I LOVE doing Family Night comics, but lets face it, there are jokes and gags and stuff that I just can’t do in that strip. So once I had Family Night going full steam, I decided to create a new comic where I could be a bit more free in the subject matter, and get more wild with the humor. I wanted to go extreme with the comedy. So basically, I needed a comic where I could say and do all the things that I couldn’t in Family Night. And so Artistic License Revoked was born.
Artistic License Revoked is about two struggling writers trying to catch their first big break. Between 2007-2010 I had co-written two books with my good friend Mark Hothi, and when it came time to come up with a concept for ALR I really didn’t need to look much further than our crazy friendship and our foray into the literary world. I had a blast writing two books with him, mostly because we work so well together and we laugh a lot, and I was confident that element of our friendship would translate well into a comic strip.

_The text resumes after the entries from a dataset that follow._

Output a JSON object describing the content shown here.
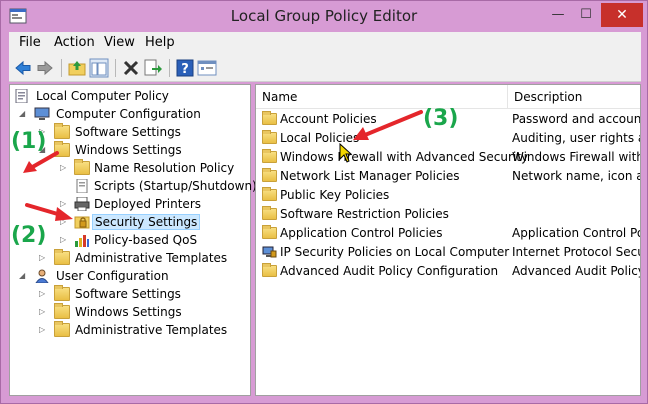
{
  "window": {
    "title": "Local Group Policy Editor"
  },
  "menu": [
    "File",
    "Action",
    "View",
    "Help"
  ],
  "toolbar": {
    "icons": [
      "back-arrow-icon",
      "forward-arrow-icon",
      "up-folder-icon",
      "show-hide-tree-icon",
      "delete-icon",
      "export-list-icon",
      "help-icon",
      "console-tree-icon"
    ]
  },
  "tree": {
    "root": "Local Computer Policy",
    "computer_config": "Computer Configuration",
    "software_settings": "Software Settings",
    "windows_settings": "Windows Settings",
    "name_resolution": "Name Resolution Policy",
    "scripts": "Scripts (Startup/Shutdown)",
    "deployed_printers": "Deployed Printers",
    "security_settings": "Security Settings",
    "qos": "Policy-based QoS",
    "admin_templates": "Administrative Templates",
    "user_config": "User Configuration",
    "user_software_settings": "Software Settings",
    "user_windows_settings": "Windows Settings",
    "user_admin_templates": "Administrative Templates"
  },
  "list": {
    "columns": {
      "name": "Name",
      "description": "Description"
    },
    "rows": [
      {
        "name": "Account Policies",
        "description": "Password and account lo",
        "icon": "folder"
      },
      {
        "name": "Local Policies",
        "description": "Auditing, user rights and",
        "icon": "folder"
      },
      {
        "name": "Windows Firewall with Advanced Security",
        "description": "Windows Firewall with A",
        "icon": "folder"
      },
      {
        "name": "Network List Manager Policies",
        "description": "Network name, icon and",
        "icon": "folder"
      },
      {
        "name": "Public Key Policies",
        "description": "",
        "icon": "folder"
      },
      {
        "name": "Software Restriction Policies",
        "description": "",
        "icon": "folder"
      },
      {
        "name": "Application Control Policies",
        "description": "Application Control Poli",
        "icon": "folder"
      },
      {
        "name": "IP Security Policies on Local Computer",
        "description": "Internet Protocol Securit",
        "icon": "ip-security"
      },
      {
        "name": "Advanced Audit Policy Configuration",
        "description": "Advanced Audit Policy C",
        "icon": "folder"
      }
    ]
  },
  "annotations": {
    "a1": "(1)",
    "a2": "(2)",
    "a3": "(3)"
  },
  "colors": {
    "window_frame": "#d79bd4",
    "close_button": "#c7302b",
    "annotation_green": "#1aa64b",
    "arrow_red": "#e4262b",
    "selection": "#cce8ff"
  }
}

When it came time to design Mark’s character for the comic, one thing I knew I wanted to do was give him a beard like he has in real life. Only bad thing about cartoon characters and beards? They tend to hide the bottom half of the face, which can lead to limitations in the character’s facial expression. So to compensate, I knew I would have to show almost all of the character’s expression through his eyes. But I think it worked out nicely because I wanted to draw his eyes rather large anyway to embellish some of his more predominate facial features.
At the time when I designed my character for Family Night, I was influenced by comic artist Humberto Ramos and I think it shows a little in my character. Specifically, the eyes. What I didn’t realize at the time was that while drawing eyes without any white part looked visually interesting, it also made it challenging to express emotion through them. Similar to Mark and the beard problem, I was going to need to come up with a way to compensate for that loss of expression, and exaggerating my character’s eyebrows was a perfect solution. In fact, most of my character’s “acting” is done with the eyebrows!

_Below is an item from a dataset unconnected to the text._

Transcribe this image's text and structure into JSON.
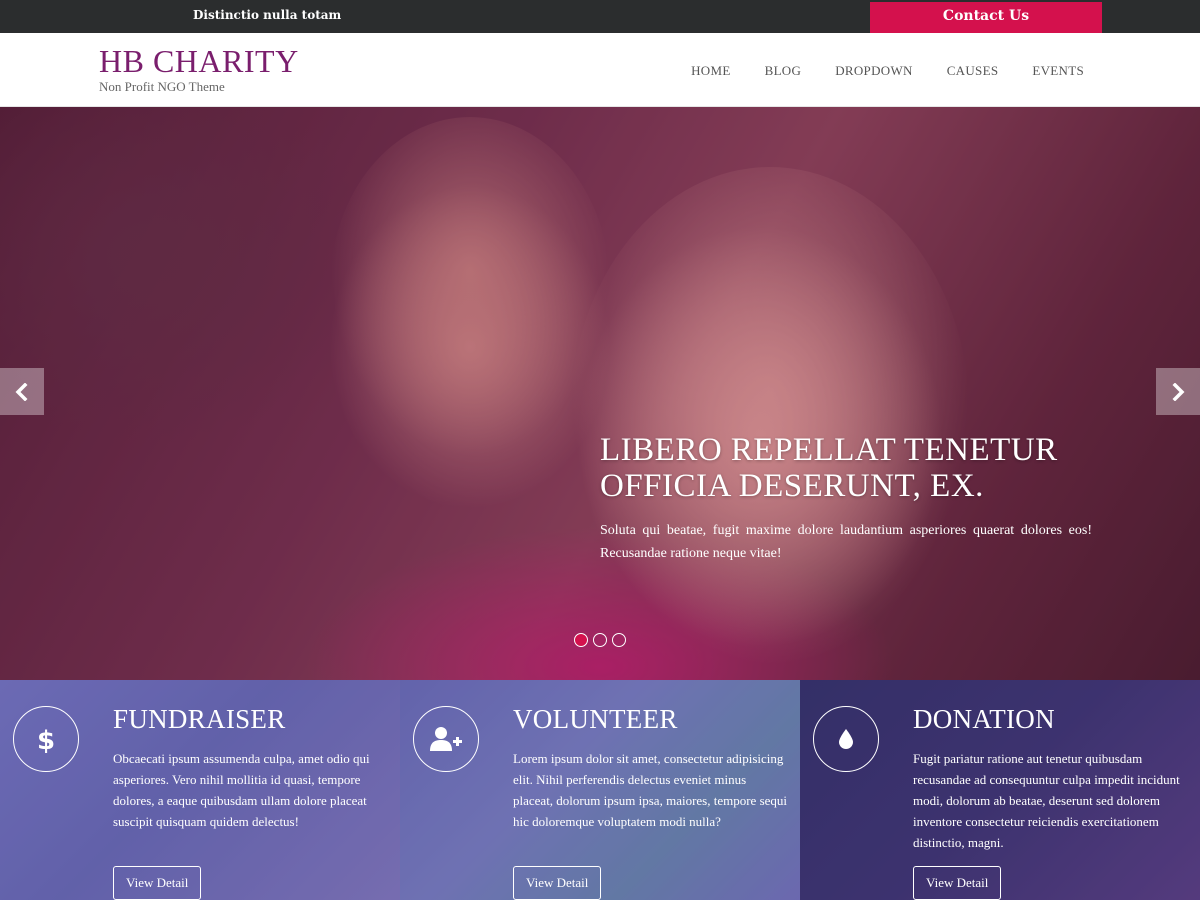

Originally, because my character is in both of my comics, I wanted to do something a little different visually in ALR to distinguish the two. I really wanted to give him a heavy “5 o’clock shadow” to convey the slightly rougher edges of the character but unfortunately the idea never really materialized and he (I) ended up looking pretty much the same in both comics.
It’s really a toss up who is the more sane of the two characters, Mark and I are both pretty far out there! But I have a lot of fun making this comic, and I hope you guys enjoy them too! Thanks for reading!
For anyone interested in my drawing process (probably no-one, but I’m showin’ ya anyway) here is a recent sketch I did of a steampunk girl (inspired by Lady Mechanika and SteampunkCouture.com) in it’s own 3-step process of creation.
Step 1: I do a bit of planning in my head first of what I want to draw… (for this particular sketch I was thinking of a character similar to Lady Mechanika, only a little more light-hearted and playful) …then I sketch it out on paper until somewhere inside the mess I think I’ve got what i want…
…as you can see, they don’t always start out as a masterpiece ready to be displayed in the Smithsonian.
Step 2: I use my lightbox to trace the lines from my initial sketch that I want to use and clean it all up…
She’s looking a little better, yeah? You can take the beer goggles off now… but you might wanna keep your steampunk goggles close by ‘cuz this drawing is not quite finished just yet…in fact, I asked a friend of mine for a critique and she pointed out a critical problem! Check out this poor girl’s leg on the left…it looks broken down by her shin! ugh. Sometimes these things just slip by you no matter how hard you stare at your work.
Step 3: After performing a little re-constructive surgery on her leg, and adding a touch of detail work to her costume, I think I’ve got this steampunk girl just the way I want her to look…
…and there you have it, folks! Hope you like my sketch, and hope you have enjoyed seeing a little into the process of how I work. Thanks for reading!